— YOUR GOAL —
Write only the count of lines that hold the word "icon" in the listing.

— EXTRACTED INFORMATION —

------------

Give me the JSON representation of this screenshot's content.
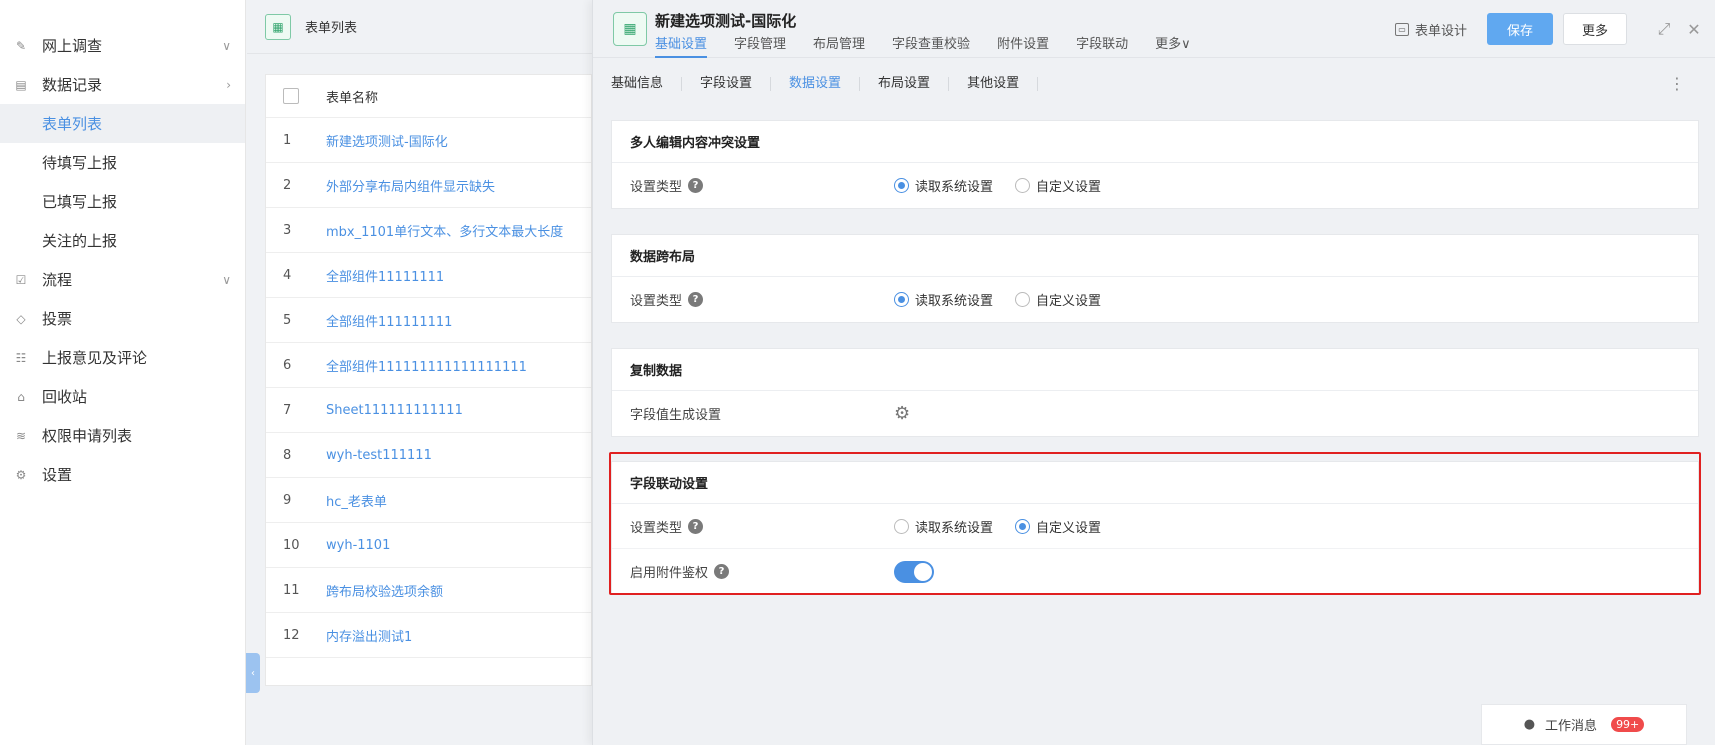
{
  "sidebar": {
    "items": [
      {
        "label": "网上调查",
        "icon": "edit-icon",
        "chevron": "∨"
      },
      {
        "label": "数据记录",
        "icon": "record-icon",
        "chevron": "›"
      },
      {
        "label": "流程",
        "icon": "flow-icon",
        "chevron": "∨"
      },
      {
        "label": "投票",
        "icon": "vote-icon"
      },
      {
        "label": "上报意见及评论",
        "icon": "comment-icon"
      },
      {
        "label": "回收站",
        "icon": "trash-icon"
      },
      {
        "label": "权限申请列表",
        "icon": "layers-icon"
      },
      {
        "label": "设置",
        "icon": "gear-icon"
      }
    ],
    "sub_items": [
      "表单列表",
      "待填写上报",
      "已填写上报",
      "关注的上报"
    ]
  },
  "list": {
    "title": "表单列表",
    "column_name": "表单名称",
    "rows": [
      {
        "no": "1",
        "name": "新建选项测试-国际化"
      },
      {
        "no": "2",
        "name": "外部分享布局内组件显示缺失"
      },
      {
        "no": "3",
        "name": "mbx_1101单行文本、多行文本最大长度"
      },
      {
        "no": "4",
        "name": "全部组件11111111"
      },
      {
        "no": "5",
        "name": "全部组件111111111"
      },
      {
        "no": "6",
        "name": "全部组件111111111111111111"
      },
      {
        "no": "7",
        "name": "Sheet111111111111"
      },
      {
        "no": "8",
        "name": "wyh-test111111"
      },
      {
        "no": "9",
        "name": "hc_老表单"
      },
      {
        "no": "10",
        "name": "wyh-1101"
      },
      {
        "no": "11",
        "name": "跨布局校验选项余额"
      },
      {
        "no": "12",
        "name": "内存溢出测试1"
      }
    ]
  },
  "detail": {
    "title": "新建选项测试-国际化",
    "tabs": [
      "基础设置",
      "字段管理",
      "布局管理",
      "字段查重校验",
      "附件设置",
      "字段联动",
      "更多∨"
    ],
    "design_label": "表单设计",
    "save_label": "保存",
    "more_label": "更多",
    "subtabs": [
      "基础信息",
      "字段设置",
      "数据设置",
      "布局设置",
      "其他设置"
    ],
    "cards": {
      "conflict": {
        "title": "多人编辑内容冲突设置",
        "label": "设置类型",
        "opt1": "读取系统设置",
        "opt2": "自定义设置"
      },
      "cross": {
        "title": "数据跨布局",
        "label": "设置类型",
        "opt1": "读取系统设置",
        "opt2": "自定义设置"
      },
      "copy": {
        "title": "复制数据",
        "label": "字段值生成设置"
      },
      "linkage": {
        "title": "字段联动设置",
        "label": "设置类型",
        "opt1": "读取系统设置",
        "opt2": "自定义设置",
        "auth_label": "启用附件鉴权",
        "auth_enabled": true
      }
    }
  },
  "work_message": {
    "label": "工作消息",
    "badge": "99+"
  },
  "colors": {
    "accent": "#4a90e2",
    "save": "#60a8f0",
    "highlight": "#e02020",
    "badge": "#f04b4b"
  }
}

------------

— RESPONSE TO THIS TASK —
8